§ **WHAT YOU SHOULD DO**
Write out the entries below in full, exactly as given.
(Beginning of MATERIAL SHOWN)
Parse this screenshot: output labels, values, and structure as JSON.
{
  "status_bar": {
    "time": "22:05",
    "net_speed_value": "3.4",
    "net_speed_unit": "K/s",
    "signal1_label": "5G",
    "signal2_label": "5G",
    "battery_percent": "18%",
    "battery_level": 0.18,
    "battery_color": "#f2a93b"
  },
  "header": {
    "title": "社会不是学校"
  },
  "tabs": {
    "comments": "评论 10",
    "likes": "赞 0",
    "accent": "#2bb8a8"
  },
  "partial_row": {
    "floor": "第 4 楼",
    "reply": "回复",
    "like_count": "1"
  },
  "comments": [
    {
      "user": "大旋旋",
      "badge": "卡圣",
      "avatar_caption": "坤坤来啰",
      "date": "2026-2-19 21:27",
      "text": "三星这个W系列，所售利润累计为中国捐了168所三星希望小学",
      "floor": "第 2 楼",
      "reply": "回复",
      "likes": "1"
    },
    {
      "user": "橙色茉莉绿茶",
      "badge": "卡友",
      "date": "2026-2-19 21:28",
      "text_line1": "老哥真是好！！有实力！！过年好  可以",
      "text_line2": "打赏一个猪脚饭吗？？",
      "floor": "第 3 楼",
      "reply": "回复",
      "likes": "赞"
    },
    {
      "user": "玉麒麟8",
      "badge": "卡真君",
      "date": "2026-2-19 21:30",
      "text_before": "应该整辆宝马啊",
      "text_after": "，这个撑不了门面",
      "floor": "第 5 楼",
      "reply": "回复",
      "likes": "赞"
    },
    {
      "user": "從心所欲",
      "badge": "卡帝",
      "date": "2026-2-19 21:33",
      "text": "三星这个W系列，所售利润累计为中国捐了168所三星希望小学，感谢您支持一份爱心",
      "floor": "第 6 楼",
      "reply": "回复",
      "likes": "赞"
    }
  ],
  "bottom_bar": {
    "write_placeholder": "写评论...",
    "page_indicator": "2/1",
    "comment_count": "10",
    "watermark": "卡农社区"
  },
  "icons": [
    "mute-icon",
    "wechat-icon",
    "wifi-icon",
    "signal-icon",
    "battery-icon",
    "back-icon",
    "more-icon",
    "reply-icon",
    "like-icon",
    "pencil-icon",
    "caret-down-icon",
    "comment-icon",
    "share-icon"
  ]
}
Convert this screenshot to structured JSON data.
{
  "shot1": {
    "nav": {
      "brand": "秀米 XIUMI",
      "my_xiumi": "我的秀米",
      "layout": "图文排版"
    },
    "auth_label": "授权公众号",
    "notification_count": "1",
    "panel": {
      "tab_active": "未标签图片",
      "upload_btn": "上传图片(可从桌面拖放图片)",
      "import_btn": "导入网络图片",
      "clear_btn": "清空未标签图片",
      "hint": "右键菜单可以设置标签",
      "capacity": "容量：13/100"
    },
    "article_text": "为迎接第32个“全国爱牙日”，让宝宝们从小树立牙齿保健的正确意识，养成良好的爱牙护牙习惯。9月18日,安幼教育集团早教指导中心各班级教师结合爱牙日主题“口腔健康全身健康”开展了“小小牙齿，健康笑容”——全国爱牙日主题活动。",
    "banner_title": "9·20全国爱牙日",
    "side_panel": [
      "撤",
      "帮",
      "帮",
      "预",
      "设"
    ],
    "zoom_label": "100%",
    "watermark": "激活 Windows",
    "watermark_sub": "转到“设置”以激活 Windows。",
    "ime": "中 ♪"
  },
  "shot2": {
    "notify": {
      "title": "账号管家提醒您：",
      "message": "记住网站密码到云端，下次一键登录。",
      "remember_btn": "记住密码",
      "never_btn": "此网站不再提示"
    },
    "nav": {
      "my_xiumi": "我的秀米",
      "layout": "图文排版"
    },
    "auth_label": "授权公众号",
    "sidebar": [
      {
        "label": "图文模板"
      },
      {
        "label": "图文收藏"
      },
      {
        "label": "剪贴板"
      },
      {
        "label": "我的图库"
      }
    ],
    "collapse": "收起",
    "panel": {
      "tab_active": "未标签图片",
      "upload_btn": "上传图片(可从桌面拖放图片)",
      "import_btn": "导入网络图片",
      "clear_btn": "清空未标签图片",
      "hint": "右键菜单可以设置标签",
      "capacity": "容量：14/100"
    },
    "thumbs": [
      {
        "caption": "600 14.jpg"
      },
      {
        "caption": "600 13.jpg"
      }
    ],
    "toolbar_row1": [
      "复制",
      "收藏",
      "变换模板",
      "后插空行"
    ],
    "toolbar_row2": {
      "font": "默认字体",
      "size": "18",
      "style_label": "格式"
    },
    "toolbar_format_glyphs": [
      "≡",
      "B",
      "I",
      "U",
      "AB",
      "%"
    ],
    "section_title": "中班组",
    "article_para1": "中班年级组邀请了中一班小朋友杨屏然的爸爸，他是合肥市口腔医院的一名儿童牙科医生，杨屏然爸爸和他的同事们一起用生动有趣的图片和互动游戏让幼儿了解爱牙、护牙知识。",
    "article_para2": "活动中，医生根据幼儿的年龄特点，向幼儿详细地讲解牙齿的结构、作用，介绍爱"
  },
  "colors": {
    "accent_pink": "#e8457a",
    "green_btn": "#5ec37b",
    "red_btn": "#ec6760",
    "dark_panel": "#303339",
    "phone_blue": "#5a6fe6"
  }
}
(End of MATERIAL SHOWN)
§ **SOLUTION FOR THIS EXERCISE**
Parse this screenshot: output labels, values, and structure as JSON.
{
  "status_bar": {
    "time": "22:05",
    "net_speed_value": "3.4",
    "net_speed_unit": "K/s",
    "signal1_label": "5G",
    "signal2_label": "5G",
    "battery_percent": "18%",
    "battery_level": 0.18,
    "battery_color": "#f2a93b"
  },
  "header": {
    "title": "社会不是学校"
  },
  "tabs": {
    "comments": "评论 10",
    "likes": "赞 0",
    "accent": "#2bb8a8"
  },
  "partial_row": {
    "floor": "第 4 楼",
    "reply": "回复",
    "like_count": "1"
  },
  "comments": [
    {
      "user": "大旋旋",
      "badge": "卡圣",
      "avatar_caption": "坤坤来啰",
      "date": "2026-2-19 21:27",
      "text": "三星这个W系列，所售利润累计为中国捐了168所三星希望小学",
      "floor": "第 2 楼",
      "reply": "回复",
      "likes": "1"
    },
    {
      "user": "橙色茉莉绿茶",
      "badge": "卡友",
      "date": "2026-2-19 21:28",
      "text_line1": "老哥真是好！！有实力！！过年好  可以",
      "text_line2": "打赏一个猪脚饭吗？？",
      "floor": "第 3 楼",
      "reply": "回复",
      "likes": "赞"
    },
    {
      "user": "玉麒麟8",
      "badge": "卡真君",
      "date": "2026-2-19 21:30",
      "text_before": "应该整辆宝马啊",
      "text_after": "，这个撑不了门面",
      "floor": "第 5 楼",
      "reply": "回复",
      "likes": "赞"
    },
    {
      "user": "從心所欲",
      "badge": "卡帝",
      "date": "2026-2-19 21:33",
      "text": "三星这个W系列，所售利润累计为中国捐了168所三星希望小学，感谢您支持一份爱心",
      "floor": "第 6 楼",
      "reply": "回复",
      "likes": "赞"
    }
  ],
  "bottom_bar": {
    "write_placeholder": "写评论...",
    "page_indicator": "2/1",
    "comment_count": "10",
    "watermark": "卡农社区"
  },
  "icons": [
    "mute-icon",
    "wechat-icon",
    "wifi-icon",
    "signal-icon",
    "battery-icon",
    "back-icon",
    "more-icon",
    "reply-icon",
    "like-icon",
    "pencil-icon",
    "caret-down-icon",
    "comment-icon",
    "share-icon"
  ]
}
Convert this screenshot to structured JSON data.
{
  "shot1": {
    "nav": {
      "brand": "秀米 XIUMI",
      "my_xiumi": "我的秀米",
      "layout": "图文排版"
    },
    "auth_label": "授权公众号",
    "notification_count": "1",
    "panel": {
      "tab_active": "未标签图片",
      "upload_btn": "上传图片(可从桌面拖放图片)",
      "import_btn": "导入网络图片",
      "clear_btn": "清空未标签图片",
      "hint": "右键菜单可以设置标签",
      "capacity": "容量：13/100"
    },
    "article_text": "为迎接第32个“全国爱牙日”，让宝宝们从小树立牙齿保健的正确意识，养成良好的爱牙护牙习惯。9月18日,安幼教育集团早教指导中心各班级教师结合爱牙日主题“口腔健康全身健康”开展了“小小牙齿，健康笑容”——全国爱牙日主题活动。",
    "banner_title": "9·20全国爱牙日",
    "side_panel": [
      "撤",
      "帮",
      "帮",
      "预",
      "设"
    ],
    "zoom_label": "100%",
    "watermark": "激活 Windows",
    "watermark_sub": "转到“设置”以激活 Windows。",
    "ime": "中 ♪"
  },
  "shot2": {
    "notify": {
      "title": "账号管家提醒您：",
      "message": "记住网站密码到云端，下次一键登录。",
      "remember_btn": "记住密码",
      "never_btn": "此网站不再提示"
    },
    "nav": {
      "my_xiumi": "我的秀米",
      "layout": "图文排版"
    },
    "auth_label": "授权公众号",
    "sidebar": [
      {
        "label": "图文模板"
      },
      {
        "label": "图文收藏"
      },
      {
        "label": "剪贴板"
      },
      {
        "label": "我的图库"
      }
    ],
    "collapse": "收起",
    "panel": {
      "tab_active": "未标签图片",
      "upload_btn": "上传图片(可从桌面拖放图片)",
      "import_btn": "导入网络图片",
      "clear_btn": "清空未标签图片",
      "hint": "右键菜单可以设置标签",
      "capacity": "容量：14/100"
    },
    "thumbs": [
      {
        "caption": "600 14.jpg"
      },
      {
        "caption": "600 13.jpg"
      }
    ],
    "toolbar_row1": [
      "复制",
      "收藏",
      "变换模板",
      "后插空行"
    ],
    "toolbar_row2": {
      "font": "默认字体",
      "size": "18",
      "style_label": "格式"
    },
    "toolbar_format_glyphs": [
      "≡",
      "B",
      "I",
      "U",
      "AB",
      "%"
    ],
    "section_title": "中班组",
    "article_para1": "中班年级组邀请了中一班小朋友杨屏然的爸爸，他是合肥市口腔医院的一名儿童牙科医生，杨屏然爸爸和他的同事们一起用生动有趣的图片和互动游戏让幼儿了解爱牙、护牙知识。",
    "article_para2": "活动中，医生根据幼儿的年龄特点，向幼儿详细地讲解牙齿的结构、作用，介绍爱"
  },
  "colors": {
    "accent_pink": "#e8457a",
    "green_btn": "#5ec37b",
    "red_btn": "#ec6760",
    "dark_panel": "#303339",
    "phone_blue": "#5a6fe6"
  }
}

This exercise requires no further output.